## Given data
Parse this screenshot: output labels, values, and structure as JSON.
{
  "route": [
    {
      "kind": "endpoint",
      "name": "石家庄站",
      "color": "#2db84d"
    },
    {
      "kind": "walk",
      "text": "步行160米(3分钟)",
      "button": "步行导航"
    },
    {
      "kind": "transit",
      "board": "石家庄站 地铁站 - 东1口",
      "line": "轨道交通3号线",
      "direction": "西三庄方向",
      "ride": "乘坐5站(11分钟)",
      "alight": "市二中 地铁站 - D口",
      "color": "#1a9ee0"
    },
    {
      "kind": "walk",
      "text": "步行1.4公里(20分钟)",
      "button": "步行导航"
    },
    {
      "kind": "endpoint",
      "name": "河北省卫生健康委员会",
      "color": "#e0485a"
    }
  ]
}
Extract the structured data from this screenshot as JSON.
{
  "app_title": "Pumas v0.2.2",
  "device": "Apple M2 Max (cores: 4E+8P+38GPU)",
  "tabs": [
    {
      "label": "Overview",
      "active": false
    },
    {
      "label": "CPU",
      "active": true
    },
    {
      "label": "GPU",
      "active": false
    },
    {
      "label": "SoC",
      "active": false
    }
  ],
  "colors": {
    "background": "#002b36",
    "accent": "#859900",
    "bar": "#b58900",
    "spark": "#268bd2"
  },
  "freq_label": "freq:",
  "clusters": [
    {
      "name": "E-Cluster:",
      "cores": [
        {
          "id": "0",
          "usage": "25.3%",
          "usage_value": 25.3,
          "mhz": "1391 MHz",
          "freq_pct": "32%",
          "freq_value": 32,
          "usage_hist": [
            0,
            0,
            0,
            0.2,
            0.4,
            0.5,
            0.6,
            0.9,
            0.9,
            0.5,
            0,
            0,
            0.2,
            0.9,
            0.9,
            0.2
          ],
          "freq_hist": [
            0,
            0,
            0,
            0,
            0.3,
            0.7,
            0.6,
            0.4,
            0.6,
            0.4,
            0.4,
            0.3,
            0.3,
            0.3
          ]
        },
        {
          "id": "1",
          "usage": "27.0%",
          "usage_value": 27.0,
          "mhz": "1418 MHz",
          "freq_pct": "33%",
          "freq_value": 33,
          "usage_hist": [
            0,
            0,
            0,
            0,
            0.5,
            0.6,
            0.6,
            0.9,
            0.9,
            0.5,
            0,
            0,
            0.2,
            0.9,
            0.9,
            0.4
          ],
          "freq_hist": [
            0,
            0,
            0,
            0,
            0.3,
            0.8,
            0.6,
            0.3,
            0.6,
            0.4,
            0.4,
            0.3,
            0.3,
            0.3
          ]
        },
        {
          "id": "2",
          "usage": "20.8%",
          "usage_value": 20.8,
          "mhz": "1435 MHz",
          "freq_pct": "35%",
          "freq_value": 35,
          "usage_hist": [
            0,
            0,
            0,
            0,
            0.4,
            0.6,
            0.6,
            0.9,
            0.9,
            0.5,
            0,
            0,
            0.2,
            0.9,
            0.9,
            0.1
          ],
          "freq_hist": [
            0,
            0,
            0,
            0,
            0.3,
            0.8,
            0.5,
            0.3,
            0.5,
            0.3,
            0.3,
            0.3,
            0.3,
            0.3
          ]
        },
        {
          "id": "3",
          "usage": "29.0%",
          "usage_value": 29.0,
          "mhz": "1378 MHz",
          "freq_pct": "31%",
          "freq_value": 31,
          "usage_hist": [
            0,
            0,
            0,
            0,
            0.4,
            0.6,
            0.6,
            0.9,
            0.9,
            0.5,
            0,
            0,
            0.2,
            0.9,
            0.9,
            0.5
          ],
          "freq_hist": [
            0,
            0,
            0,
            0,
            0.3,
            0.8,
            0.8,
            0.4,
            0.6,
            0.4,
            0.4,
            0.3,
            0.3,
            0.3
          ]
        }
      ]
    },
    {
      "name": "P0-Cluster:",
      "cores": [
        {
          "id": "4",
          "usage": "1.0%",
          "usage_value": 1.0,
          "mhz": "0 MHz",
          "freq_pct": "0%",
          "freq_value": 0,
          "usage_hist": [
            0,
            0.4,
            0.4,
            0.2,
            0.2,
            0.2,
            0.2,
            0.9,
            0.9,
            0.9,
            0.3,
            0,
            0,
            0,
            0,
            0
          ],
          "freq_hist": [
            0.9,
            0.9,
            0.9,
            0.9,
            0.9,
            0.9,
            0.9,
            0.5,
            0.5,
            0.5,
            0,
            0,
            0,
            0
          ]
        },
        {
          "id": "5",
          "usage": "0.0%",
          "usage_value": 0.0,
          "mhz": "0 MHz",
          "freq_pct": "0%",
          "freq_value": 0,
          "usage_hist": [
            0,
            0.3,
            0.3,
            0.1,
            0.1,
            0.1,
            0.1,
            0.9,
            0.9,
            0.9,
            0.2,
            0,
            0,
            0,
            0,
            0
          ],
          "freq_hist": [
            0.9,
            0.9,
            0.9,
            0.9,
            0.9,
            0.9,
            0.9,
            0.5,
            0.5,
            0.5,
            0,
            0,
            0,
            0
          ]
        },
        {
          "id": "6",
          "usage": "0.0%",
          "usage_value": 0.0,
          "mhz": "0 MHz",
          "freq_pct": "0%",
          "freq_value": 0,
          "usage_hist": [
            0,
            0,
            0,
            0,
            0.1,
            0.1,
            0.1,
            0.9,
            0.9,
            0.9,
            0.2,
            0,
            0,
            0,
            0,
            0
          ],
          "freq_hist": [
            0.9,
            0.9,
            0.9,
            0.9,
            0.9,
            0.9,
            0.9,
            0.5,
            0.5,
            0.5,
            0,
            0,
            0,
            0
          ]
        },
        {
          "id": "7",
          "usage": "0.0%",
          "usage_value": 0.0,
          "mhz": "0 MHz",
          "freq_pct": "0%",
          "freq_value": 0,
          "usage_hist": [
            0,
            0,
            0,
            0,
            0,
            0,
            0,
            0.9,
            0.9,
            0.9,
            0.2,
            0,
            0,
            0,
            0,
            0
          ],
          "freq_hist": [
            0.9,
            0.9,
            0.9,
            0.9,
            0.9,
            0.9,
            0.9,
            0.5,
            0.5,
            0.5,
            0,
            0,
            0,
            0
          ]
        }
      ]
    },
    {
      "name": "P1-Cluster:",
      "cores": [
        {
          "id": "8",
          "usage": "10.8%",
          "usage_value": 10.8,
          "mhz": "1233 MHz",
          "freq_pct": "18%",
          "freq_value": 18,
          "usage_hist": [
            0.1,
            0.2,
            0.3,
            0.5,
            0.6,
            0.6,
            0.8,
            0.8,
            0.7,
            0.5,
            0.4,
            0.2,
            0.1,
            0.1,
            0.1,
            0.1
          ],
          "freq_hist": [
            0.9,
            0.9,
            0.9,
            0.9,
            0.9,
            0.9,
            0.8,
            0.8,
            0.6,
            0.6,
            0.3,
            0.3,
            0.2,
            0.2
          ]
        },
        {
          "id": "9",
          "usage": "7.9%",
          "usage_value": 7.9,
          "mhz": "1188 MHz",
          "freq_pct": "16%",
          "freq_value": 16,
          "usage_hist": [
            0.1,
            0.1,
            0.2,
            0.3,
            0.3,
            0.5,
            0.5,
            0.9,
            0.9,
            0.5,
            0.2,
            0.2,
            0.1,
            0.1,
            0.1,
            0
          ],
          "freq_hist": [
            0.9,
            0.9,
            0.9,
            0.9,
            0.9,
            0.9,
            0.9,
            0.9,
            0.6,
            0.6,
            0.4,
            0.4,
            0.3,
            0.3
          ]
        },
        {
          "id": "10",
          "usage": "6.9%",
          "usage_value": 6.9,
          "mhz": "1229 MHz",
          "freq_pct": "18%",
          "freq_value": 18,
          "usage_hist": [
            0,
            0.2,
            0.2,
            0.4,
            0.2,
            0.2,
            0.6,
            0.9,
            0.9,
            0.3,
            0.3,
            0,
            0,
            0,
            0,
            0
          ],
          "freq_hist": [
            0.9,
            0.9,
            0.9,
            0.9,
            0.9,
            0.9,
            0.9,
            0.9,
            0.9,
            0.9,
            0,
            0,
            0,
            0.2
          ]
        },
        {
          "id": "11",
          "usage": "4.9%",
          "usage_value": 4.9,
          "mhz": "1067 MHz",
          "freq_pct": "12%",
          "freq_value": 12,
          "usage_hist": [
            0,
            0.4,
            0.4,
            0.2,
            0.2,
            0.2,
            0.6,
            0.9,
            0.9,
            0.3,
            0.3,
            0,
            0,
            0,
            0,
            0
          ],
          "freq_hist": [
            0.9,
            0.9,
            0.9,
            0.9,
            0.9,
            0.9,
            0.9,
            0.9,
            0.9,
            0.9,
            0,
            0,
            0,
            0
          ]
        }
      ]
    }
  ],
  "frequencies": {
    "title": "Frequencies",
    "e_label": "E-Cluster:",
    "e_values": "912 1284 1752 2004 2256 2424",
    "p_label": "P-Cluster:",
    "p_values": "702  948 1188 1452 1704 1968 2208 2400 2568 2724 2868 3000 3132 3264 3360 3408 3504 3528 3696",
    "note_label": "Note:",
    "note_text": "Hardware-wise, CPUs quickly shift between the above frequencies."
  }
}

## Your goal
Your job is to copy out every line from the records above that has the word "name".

## Written solution
      "name": "石家庄站",
      "name": "河北省卫生健康委员会",
      "name": "E-Cluster:",
      "name": "P0-Cluster:",
      "name": "P1-Cluster:",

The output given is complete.